Segment Start: Input

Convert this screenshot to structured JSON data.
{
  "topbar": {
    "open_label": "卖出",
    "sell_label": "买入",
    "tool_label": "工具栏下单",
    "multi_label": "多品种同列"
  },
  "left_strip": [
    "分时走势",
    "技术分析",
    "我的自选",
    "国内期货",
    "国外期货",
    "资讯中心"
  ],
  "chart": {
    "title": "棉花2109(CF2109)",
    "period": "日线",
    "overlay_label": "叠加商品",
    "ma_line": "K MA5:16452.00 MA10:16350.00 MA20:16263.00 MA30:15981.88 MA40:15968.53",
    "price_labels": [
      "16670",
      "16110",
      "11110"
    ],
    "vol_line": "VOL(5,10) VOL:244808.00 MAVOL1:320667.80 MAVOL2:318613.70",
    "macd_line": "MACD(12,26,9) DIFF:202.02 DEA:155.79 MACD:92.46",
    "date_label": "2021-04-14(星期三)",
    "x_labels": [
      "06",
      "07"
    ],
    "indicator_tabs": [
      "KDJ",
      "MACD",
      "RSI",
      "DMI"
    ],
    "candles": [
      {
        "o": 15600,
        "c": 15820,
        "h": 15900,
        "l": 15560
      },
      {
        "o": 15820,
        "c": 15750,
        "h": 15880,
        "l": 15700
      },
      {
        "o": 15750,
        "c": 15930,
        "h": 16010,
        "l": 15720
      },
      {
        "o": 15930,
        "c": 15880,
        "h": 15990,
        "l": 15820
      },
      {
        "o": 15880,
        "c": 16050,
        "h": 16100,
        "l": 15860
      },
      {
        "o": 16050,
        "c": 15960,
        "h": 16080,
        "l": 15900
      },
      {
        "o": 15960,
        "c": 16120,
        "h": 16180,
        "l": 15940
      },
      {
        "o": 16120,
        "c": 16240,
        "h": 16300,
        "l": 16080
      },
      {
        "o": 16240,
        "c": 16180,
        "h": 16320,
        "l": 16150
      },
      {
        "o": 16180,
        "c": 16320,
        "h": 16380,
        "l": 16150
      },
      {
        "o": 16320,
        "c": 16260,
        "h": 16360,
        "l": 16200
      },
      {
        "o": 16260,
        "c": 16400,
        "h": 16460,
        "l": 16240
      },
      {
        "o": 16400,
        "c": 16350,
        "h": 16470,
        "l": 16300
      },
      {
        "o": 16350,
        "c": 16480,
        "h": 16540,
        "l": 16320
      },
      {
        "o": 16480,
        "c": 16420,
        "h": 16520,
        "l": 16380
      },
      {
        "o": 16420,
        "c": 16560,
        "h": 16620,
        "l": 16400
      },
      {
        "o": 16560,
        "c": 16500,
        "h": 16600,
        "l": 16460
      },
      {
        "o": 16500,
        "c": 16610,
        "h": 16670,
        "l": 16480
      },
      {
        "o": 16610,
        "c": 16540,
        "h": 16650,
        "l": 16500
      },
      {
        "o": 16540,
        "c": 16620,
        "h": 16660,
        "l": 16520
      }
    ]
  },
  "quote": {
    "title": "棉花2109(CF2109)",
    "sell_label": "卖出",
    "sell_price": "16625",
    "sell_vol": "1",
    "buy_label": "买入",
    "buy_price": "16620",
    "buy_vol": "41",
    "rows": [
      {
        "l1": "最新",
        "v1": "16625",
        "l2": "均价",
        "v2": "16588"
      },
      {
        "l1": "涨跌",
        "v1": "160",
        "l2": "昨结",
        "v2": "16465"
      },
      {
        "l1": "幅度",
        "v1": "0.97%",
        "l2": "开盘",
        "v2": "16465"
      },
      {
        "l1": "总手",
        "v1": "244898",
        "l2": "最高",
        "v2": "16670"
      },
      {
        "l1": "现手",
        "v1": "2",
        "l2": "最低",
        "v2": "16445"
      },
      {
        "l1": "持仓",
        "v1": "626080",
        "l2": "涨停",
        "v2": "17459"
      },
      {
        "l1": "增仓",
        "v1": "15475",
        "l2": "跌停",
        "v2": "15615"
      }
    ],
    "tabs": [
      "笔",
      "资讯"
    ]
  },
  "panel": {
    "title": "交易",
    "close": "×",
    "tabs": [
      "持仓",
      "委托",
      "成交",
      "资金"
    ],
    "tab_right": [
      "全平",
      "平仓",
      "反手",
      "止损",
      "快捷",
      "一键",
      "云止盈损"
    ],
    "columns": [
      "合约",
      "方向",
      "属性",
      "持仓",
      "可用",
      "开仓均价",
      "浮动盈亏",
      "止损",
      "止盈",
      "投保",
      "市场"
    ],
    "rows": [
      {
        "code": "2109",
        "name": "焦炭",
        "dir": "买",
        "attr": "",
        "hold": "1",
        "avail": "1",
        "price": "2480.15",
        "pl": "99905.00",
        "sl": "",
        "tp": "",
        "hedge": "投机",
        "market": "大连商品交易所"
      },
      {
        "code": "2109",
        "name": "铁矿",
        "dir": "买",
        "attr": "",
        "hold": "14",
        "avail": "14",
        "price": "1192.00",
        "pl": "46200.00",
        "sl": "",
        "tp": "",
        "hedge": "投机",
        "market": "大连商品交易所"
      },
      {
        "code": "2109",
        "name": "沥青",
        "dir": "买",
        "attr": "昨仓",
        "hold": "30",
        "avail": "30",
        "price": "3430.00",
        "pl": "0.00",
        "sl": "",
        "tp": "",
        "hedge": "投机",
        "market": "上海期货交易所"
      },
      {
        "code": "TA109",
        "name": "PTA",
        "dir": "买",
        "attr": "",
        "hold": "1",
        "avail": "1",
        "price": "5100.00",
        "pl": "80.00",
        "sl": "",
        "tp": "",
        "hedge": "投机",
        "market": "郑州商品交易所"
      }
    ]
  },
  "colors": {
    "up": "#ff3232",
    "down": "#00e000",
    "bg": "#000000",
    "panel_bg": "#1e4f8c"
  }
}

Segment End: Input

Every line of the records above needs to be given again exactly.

Convert this screenshot to structured JSON data.
{
  "topbar": {
    "open_label": "卖出",
    "sell_label": "买入",
    "tool_label": "工具栏下单",
    "multi_label": "多品种同列"
  },
  "left_strip": [
    "分时走势",
    "技术分析",
    "我的自选",
    "国内期货",
    "国外期货",
    "资讯中心"
  ],
  "chart": {
    "title": "棉花2109(CF2109)",
    "period": "日线",
    "overlay_label": "叠加商品",
    "ma_line": "K MA5:16452.00 MA10:16350.00 MA20:16263.00 MA30:15981.88 MA40:15968.53",
    "price_labels": [
      "16670",
      "16110",
      "11110"
    ],
    "vol_line": "VOL(5,10) VOL:244808.00 MAVOL1:320667.80 MAVOL2:318613.70",
    "macd_line": "MACD(12,26,9) DIFF:202.02 DEA:155.79 MACD:92.46",
    "date_label": "2021-04-14(星期三)",
    "x_labels": [
      "06",
      "07"
    ],
    "indicator_tabs": [
      "KDJ",
      "MACD",
      "RSI",
      "DMI"
    ],
    "candles": [
      {
        "o": 15600,
        "c": 15820,
        "h": 15900,
        "l": 15560
      },
      {
        "o": 15820,
        "c": 15750,
        "h": 15880,
        "l": 15700
      },
      {
        "o": 15750,
        "c": 15930,
        "h": 16010,
        "l": 15720
      },
      {
        "o": 15930,
        "c": 15880,
        "h": 15990,
        "l": 15820
      },
      {
        "o": 15880,
        "c": 16050,
        "h": 16100,
        "l": 15860
      },
      {
        "o": 16050,
        "c": 15960,
        "h": 16080,
        "l": 15900
      },
      {
        "o": 15960,
        "c": 16120,
        "h": 16180,
        "l": 15940
      },
      {
        "o": 16120,
        "c": 16240,
        "h": 16300,
        "l": 16080
      },
      {
        "o": 16240,
        "c": 16180,
        "h": 16320,
        "l": 16150
      },
      {
        "o": 16180,
        "c": 16320,
        "h": 16380,
        "l": 16150
      },
      {
        "o": 16320,
        "c": 16260,
        "h": 16360,
        "l": 16200
      },
      {
        "o": 16260,
        "c": 16400,
        "h": 16460,
        "l": 16240
      },
      {
        "o": 16400,
        "c": 16350,
        "h": 16470,
        "l": 16300
      },
      {
        "o": 16350,
        "c": 16480,
        "h": 16540,
        "l": 16320
      },
      {
        "o": 16480,
        "c": 16420,
        "h": 16520,
        "l": 16380
      },
      {
        "o": 16420,
        "c": 16560,
        "h": 16620,
        "l": 16400
      },
      {
        "o": 16560,
        "c": 16500,
        "h": 16600,
        "l": 16460
      },
      {
        "o": 16500,
        "c": 16610,
        "h": 16670,
        "l": 16480
      },
      {
        "o": 16610,
        "c": 16540,
        "h": 16650,
        "l": 16500
      },
      {
        "o": 16540,
        "c": 16620,
        "h": 16660,
        "l": 16520
      }
    ]
  },
  "quote": {
    "title": "棉花2109(CF2109)",
    "sell_label": "卖出",
    "sell_price": "16625",
    "sell_vol": "1",
    "buy_label": "买入",
    "buy_price": "16620",
    "buy_vol": "41",
    "rows": [
      {
        "l1": "最新",
        "v1": "16625",
        "l2": "均价",
        "v2": "16588"
      },
      {
        "l1": "涨跌",
        "v1": "160",
        "l2": "昨结",
        "v2": "16465"
      },
      {
        "l1": "幅度",
        "v1": "0.97%",
        "l2": "开盘",
        "v2": "16465"
      },
      {
        "l1": "总手",
        "v1": "244898",
        "l2": "最高",
        "v2": "16670"
      },
      {
        "l1": "现手",
        "v1": "2",
        "l2": "最低",
        "v2": "16445"
      },
      {
        "l1": "持仓",
        "v1": "626080",
        "l2": "涨停",
        "v2": "17459"
      },
      {
        "l1": "增仓",
        "v1": "15475",
        "l2": "跌停",
        "v2": "15615"
      }
    ],
    "tabs": [
      "笔",
      "资讯"
    ]
  },
  "panel": {
    "title": "交易",
    "close": "×",
    "tabs": [
      "持仓",
      "委托",
      "成交",
      "资金"
    ],
    "tab_right": [
      "全平",
      "平仓",
      "反手",
      "止损",
      "快捷",
      "一键",
      "云止盈损"
    ],
    "columns": [
      "合约",
      "方向",
      "属性",
      "持仓",
      "可用",
      "开仓均价",
      "浮动盈亏",
      "止损",
      "止盈",
      "投保",
      "市场"
    ],
    "rows": [
      {
        "code": "2109",
        "name": "焦炭",
        "dir": "买",
        "attr": "",
        "hold": "1",
        "avail": "1",
        "price": "2480.15",
        "pl": "99905.00",
        "sl": "",
        "tp": "",
        "hedge": "投机",
        "market": "大连商品交易所"
      },
      {
        "code": "2109",
        "name": "铁矿",
        "dir": "买",
        "attr": "",
        "hold": "14",
        "avail": "14",
        "price": "1192.00",
        "pl": "46200.00",
        "sl": "",
        "tp": "",
        "hedge": "投机",
        "market": "大连商品交易所"
      },
      {
        "code": "2109",
        "name": "沥青",
        "dir": "买",
        "attr": "昨仓",
        "hold": "30",
        "avail": "30",
        "price": "3430.00",
        "pl": "0.00",
        "sl": "",
        "tp": "",
        "hedge": "投机",
        "market": "上海期货交易所"
      },
      {
        "code": "TA109",
        "name": "PTA",
        "dir": "买",
        "attr": "",
        "hold": "1",
        "avail": "1",
        "price": "5100.00",
        "pl": "80.00",
        "sl": "",
        "tp": "",
        "hedge": "投机",
        "market": "郑州商品交易所"
      }
    ]
  },
  "colors": {
    "up": "#ff3232",
    "down": "#00e000",
    "bg": "#000000",
    "panel_bg": "#1e4f8c"
  }
}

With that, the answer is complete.